Web page and app entries
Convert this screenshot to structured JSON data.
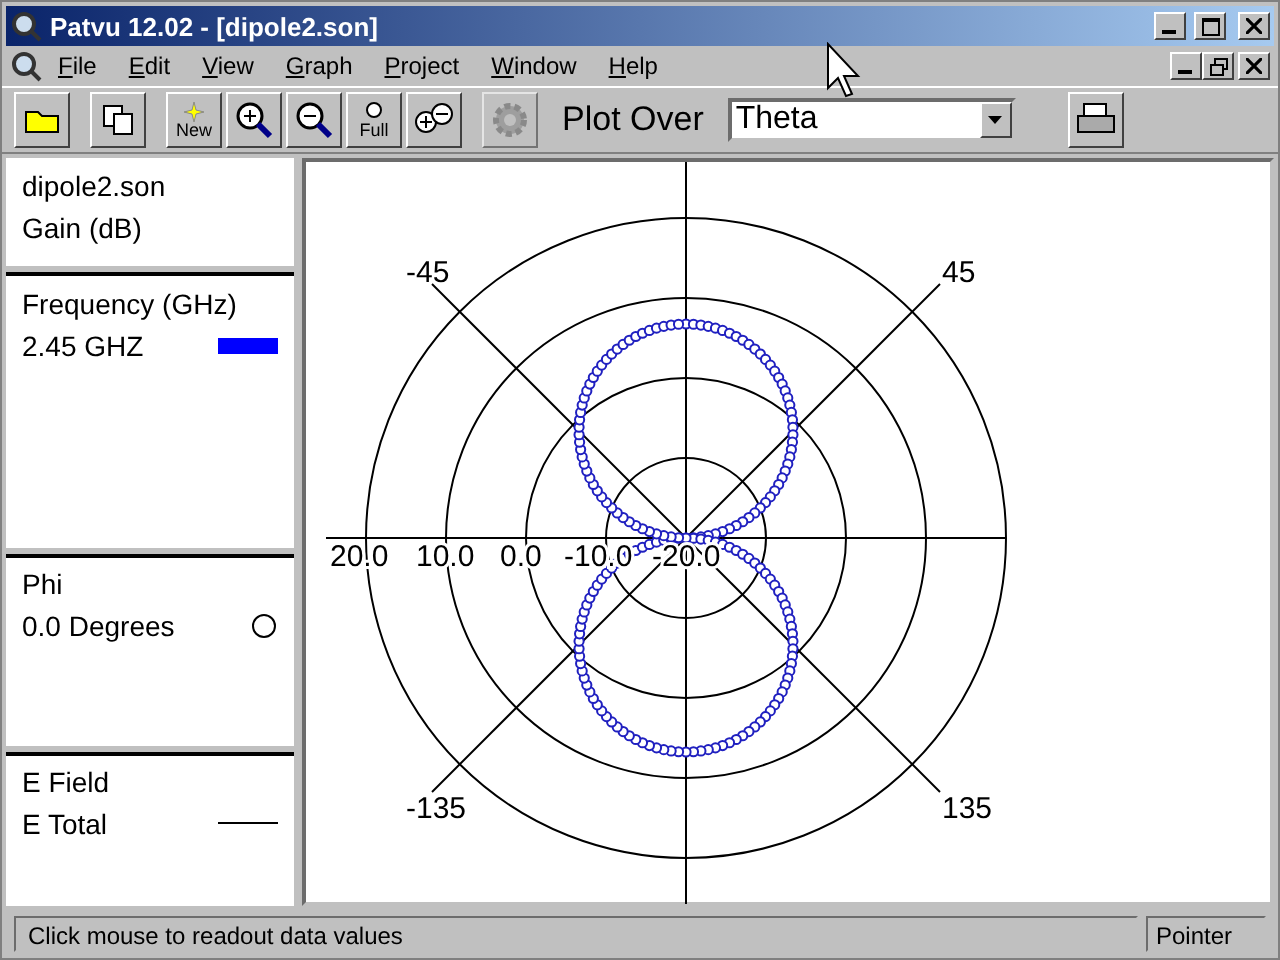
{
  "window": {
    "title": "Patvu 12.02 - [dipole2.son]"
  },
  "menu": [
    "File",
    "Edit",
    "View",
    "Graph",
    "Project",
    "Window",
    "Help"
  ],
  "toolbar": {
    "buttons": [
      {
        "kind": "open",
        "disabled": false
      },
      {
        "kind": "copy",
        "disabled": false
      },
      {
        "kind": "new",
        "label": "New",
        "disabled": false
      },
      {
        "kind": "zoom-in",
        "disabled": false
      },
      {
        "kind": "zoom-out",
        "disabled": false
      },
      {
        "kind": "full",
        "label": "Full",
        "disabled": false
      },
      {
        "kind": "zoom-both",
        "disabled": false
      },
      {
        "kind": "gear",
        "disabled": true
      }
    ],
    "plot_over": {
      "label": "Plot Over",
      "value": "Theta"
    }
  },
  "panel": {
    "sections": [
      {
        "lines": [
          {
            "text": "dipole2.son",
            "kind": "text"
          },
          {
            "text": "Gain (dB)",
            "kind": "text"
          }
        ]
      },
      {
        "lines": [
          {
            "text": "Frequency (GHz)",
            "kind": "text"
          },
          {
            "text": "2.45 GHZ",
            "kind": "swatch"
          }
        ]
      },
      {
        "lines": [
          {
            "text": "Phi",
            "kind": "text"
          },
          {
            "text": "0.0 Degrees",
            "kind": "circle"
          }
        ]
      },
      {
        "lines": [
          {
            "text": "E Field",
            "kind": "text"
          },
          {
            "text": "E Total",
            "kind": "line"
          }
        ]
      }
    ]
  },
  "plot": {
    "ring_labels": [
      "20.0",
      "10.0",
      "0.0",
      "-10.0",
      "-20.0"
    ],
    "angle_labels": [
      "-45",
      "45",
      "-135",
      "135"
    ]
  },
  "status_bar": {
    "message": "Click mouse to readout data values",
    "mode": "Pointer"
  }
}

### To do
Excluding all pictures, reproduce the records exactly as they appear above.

### Expected answer
Convert this screenshot to structured JSON data.
{
  "window": {
    "title": "Patvu 12.02 - [dipole2.son]"
  },
  "menu": [
    "File",
    "Edit",
    "View",
    "Graph",
    "Project",
    "Window",
    "Help"
  ],
  "toolbar": {
    "buttons": [
      {
        "kind": "open",
        "disabled": false
      },
      {
        "kind": "copy",
        "disabled": false
      },
      {
        "kind": "new",
        "label": "New",
        "disabled": false
      },
      {
        "kind": "zoom-in",
        "disabled": false
      },
      {
        "kind": "zoom-out",
        "disabled": false
      },
      {
        "kind": "full",
        "label": "Full",
        "disabled": false
      },
      {
        "kind": "zoom-both",
        "disabled": false
      },
      {
        "kind": "gear",
        "disabled": true
      }
    ],
    "plot_over": {
      "label": "Plot Over",
      "value": "Theta"
    }
  },
  "panel": {
    "sections": [
      {
        "lines": [
          {
            "text": "dipole2.son",
            "kind": "text"
          },
          {
            "text": "Gain (dB)",
            "kind": "text"
          }
        ]
      },
      {
        "lines": [
          {
            "text": "Frequency (GHz)",
            "kind": "text"
          },
          {
            "text": "2.45 GHZ",
            "kind": "swatch"
          }
        ]
      },
      {
        "lines": [
          {
            "text": "Phi",
            "kind": "text"
          },
          {
            "text": "0.0 Degrees",
            "kind": "circle"
          }
        ]
      },
      {
        "lines": [
          {
            "text": "E Field",
            "kind": "text"
          },
          {
            "text": "E Total",
            "kind": "line"
          }
        ]
      }
    ]
  },
  "plot": {
    "ring_labels": [
      "20.0",
      "10.0",
      "0.0",
      "-10.0",
      "-20.0"
    ],
    "angle_labels": [
      "-45",
      "45",
      "-135",
      "135"
    ]
  },
  "status_bar": {
    "message": "Click mouse to readout data values",
    "mode": "Pointer"
  }
}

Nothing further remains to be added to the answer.